In his pre-draft press conference, General Manager Tom Telesco explained how on average, the team usually has about 15-18 players with first-round grades.
Picking 28th overall, the odds suggested the Chargers wouldn't be in position to land a player they had graded as a first-rounder.
Well, as luck would have it, they ended up grabbing the very last one they had ranked that high in Notre Dame defensive tackle Jerry Tillery.
"He was (the last one)," Telesco told the media following the selection. "He was it, which I give our scouts credit. They saw him, they liked him. They had him in the right spot for us. Everybody's board is a little bit different, but also, knowing with the 28th pick that we got a guy that we feel is a solid first round player. You don't always get that at the 28th pick. I told everybody, 'We may have to (select) a guy on our board that is (a) top of the second round player with the first pick if we can't trade out.' I had no problem with that at all, but it worked out that Jerry was there — and we took him."
That's not to say the Bolts were necessarily surprised to see him there.
"I kind of felt like he'd be right in our area," Telesco said. "I kind of felt like that. He's a gifted man at that size. It's hard to move. His change of direction, his foot speed, for a guy at that height and that size — we're lucky to have him."
They're sure glad he was as Tillery certainly impressed the Chargers on tape.
A Second-Team All-America pick a year ago, Tillery led Notre Dame with eight sacks while also logging 30 tackles, 10.5 tackles for loss and three forced fumbles. He also blocked two kicks, proving his worth on special teams. Overall, he appeared in 50 games for the Fighting Irish, finishing with 135 total tackles, 24.5 tackles for loss and 13.5 sacks.

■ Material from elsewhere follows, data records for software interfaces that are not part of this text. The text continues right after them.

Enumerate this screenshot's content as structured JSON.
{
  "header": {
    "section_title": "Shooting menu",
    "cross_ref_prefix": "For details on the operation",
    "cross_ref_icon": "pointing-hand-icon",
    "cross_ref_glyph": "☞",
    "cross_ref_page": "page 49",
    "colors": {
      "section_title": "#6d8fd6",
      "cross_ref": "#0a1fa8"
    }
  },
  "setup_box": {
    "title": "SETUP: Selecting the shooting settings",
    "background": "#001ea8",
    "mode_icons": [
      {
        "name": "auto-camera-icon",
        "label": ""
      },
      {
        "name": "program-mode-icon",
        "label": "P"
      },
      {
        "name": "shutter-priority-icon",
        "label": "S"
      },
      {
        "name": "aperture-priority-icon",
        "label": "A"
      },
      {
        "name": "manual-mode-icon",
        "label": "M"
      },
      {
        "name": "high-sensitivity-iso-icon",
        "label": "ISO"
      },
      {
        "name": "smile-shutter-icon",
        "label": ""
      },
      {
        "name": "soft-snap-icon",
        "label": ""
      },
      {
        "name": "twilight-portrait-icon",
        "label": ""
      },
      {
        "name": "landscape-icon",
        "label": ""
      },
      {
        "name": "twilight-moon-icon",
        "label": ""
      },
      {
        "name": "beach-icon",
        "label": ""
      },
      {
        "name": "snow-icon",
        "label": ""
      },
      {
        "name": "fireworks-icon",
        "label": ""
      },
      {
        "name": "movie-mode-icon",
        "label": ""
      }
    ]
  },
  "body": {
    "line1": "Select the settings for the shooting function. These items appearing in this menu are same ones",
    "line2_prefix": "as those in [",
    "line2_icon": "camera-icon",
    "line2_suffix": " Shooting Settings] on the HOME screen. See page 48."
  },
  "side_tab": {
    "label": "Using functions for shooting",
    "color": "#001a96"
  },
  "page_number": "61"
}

As if that wasn't enough, Telesco explained how Tillery's style projects well into the Bolts' system.
"He fits on (our) interior defensive line," he said. "His size, his length — he's 6-6 and 300 pounds with a very athletic build — has long arms, is very flexible and runs well for a big guy. He has some inside pass-rush ability. That really jumped off the tape to us, his movement skills for such a big man. It's nice getting somebody inside with some length and size to try and push that pocket a little bit with our edge rushers Joey (Bosa) and Melvin (Ingram) — kind of work in on that defensive line."
Meanwhile, general managers are constantly asked if they draft for need or best available.
The Chargers entered the draft with a dearth at defensive tackle with only three players under contract, but Telesco explained that need wasn't the reason the team selected Tillery. He was the best player on their board, and he just happened to play a position they needed to reinforce.
"It was just the way it lined up," he said. "When you're picking at 28, you're not going to have a wide variety of players that you're picking from and have the same talent level. Jerry, for us, was very high on the board. We feel very good with Brandon Mebane, and Justin Jones is a starting defensive tackle in this league. We feel great about him, but depth is very important. The skillset that Jerry brings is very important. He gets some push up the middle. The fact that he can still win with his feet, with his quickness and his length to make the quarterback — kind of shrink those windows up front. We have two edge pass rushers that get up the field and move around, so to try and tighten that pocket up a little bit, Jerry does a good job of that."